David Kieffer, executive director, Service Employees International Union (SEIU) California:
"The only choices before us are painful ones, and Governor Brown is right: the only way to fix this mess is through a balanced approach - making more painful cuts and maintaining existing revenues in the June special election. If we don't seize the opportunity now to come together and get California's fiscal house in order, the cuts will be twice as large, jeopardizing our recovery and our ability to restore investments in schools, colleges and services that made California a beacon of opportunity for our parents and grandparents. We agree with the Governor that our retirement security must be sustainable; we support reforms to end abuses such as spiking, double-dipping, and wildly inflated managerial pensions."
GOVERNMENT REFORM GROUPS
"Californians believe that California can be governed well and want a path forward - one right step after another. Governor Brown's honest talk and acknowledgment that we are going to have to make tough choices is correct. That's why we believe California needs a workout plan: In three years, honest accounting can restore trust. In five years, a culture of performance can generate better results. In seven years Californians will see strong returns - better jobs, better communities, better futures. In short, this plan must serve as a commitment by elected officials to make public programs work best where they are needed most."
HEALTH AND SOCIAL SERVICES
Carmela Castellano-Garcia, president and CEO, California Primary Care Association
"We strongly agree with Governor Brown that it is only by extending revenues that we can produce a budget that does not devastate the lives of millions of Californians... All Californians and their representatives must also fully realize that the cuts contained in this proposed budget will pale in comparison to the type of draconian cuts that will have to be made if the revenue extension proposals are not passed by the voters
Samuel S. Kang, general counsel, Greenlining Institute:
"Restoring California's prosperity requires action to stem the tide of foreclosures - even to the extent of declaring a state of emergency if that's what it takes -- bolster small businesses, and stop the devastating effects of health insurance rate increases. We also strongly urge the governor and legislature to look into untapped revenue sources such as an oil severance tax in order to reduce devastating budget cuts."

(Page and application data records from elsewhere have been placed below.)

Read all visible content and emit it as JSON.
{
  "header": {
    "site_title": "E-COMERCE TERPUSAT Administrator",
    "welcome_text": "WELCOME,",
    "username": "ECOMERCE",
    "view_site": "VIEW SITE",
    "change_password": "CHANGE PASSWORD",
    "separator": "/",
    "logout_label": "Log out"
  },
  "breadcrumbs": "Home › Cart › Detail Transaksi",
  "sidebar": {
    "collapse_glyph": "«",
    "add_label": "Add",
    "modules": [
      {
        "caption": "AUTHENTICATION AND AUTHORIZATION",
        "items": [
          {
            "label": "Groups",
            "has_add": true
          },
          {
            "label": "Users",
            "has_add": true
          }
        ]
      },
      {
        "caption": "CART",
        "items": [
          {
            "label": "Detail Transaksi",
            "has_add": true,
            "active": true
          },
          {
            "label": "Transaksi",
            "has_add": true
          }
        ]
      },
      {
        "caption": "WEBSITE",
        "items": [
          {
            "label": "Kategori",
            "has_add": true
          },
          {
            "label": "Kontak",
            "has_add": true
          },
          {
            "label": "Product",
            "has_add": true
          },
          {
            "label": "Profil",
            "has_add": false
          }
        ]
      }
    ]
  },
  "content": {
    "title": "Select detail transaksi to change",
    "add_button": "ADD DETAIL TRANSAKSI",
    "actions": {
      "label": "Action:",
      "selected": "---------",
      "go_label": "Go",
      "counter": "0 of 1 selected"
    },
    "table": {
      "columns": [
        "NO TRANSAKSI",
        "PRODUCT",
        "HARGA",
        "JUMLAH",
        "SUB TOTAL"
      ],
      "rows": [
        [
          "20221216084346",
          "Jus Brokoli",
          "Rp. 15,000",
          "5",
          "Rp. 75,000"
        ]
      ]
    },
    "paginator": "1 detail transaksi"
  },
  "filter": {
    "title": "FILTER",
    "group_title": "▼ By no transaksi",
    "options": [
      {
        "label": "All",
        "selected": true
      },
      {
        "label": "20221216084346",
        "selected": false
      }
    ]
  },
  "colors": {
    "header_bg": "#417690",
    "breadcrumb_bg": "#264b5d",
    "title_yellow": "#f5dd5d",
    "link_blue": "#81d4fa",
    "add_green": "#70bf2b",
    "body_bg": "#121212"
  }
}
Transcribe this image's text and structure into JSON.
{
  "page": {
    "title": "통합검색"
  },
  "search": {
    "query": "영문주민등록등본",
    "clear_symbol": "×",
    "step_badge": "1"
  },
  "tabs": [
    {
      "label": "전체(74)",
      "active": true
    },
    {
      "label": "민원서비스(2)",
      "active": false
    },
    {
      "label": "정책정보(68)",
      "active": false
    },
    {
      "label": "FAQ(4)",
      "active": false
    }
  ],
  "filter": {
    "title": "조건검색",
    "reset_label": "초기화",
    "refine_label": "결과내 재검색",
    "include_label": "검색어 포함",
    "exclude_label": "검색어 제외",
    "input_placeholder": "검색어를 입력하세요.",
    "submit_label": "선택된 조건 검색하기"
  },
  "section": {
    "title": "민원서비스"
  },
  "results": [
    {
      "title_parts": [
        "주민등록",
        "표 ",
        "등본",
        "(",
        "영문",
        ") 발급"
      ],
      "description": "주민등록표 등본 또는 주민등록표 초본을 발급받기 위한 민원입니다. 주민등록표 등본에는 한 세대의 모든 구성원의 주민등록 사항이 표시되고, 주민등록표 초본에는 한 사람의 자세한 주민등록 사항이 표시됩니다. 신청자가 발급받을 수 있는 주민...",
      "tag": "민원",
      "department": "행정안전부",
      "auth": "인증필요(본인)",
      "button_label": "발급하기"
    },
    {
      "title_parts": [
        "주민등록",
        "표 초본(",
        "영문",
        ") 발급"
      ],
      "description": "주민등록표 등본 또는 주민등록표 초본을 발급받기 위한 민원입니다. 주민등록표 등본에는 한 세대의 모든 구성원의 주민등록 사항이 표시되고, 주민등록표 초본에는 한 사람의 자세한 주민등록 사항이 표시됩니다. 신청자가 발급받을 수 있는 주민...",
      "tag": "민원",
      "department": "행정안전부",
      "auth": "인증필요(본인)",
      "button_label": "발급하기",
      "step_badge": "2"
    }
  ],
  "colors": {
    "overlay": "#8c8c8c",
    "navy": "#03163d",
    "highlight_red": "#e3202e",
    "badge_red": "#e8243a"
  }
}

Allan Zaremberg, President and CEO California Chamber of Commerce
"We share the Governor's priorities of solving the state's budget crisis and improving our economy. We look forward to working with Governor Brown and the Legislature to achieve these important goals for our state."
REPRESENTATIVES OF OTHER PARTIES
Laura Wells, Green Party candidate for governor 2010:
"There is no reason California is in the financial state it's in, other than the fact that our state government continues to practice prosperity for the richest of the rich, and austerity for the rest of us. The richest 1 percent captured a huge portion of economic growth in past years; they should get the austerity now."
VIDEO BONUS: Assemblyman Tim Donnelly, R-Twin Peaks, and Lt. Gov. Gavin Newsom give their takes on the speech: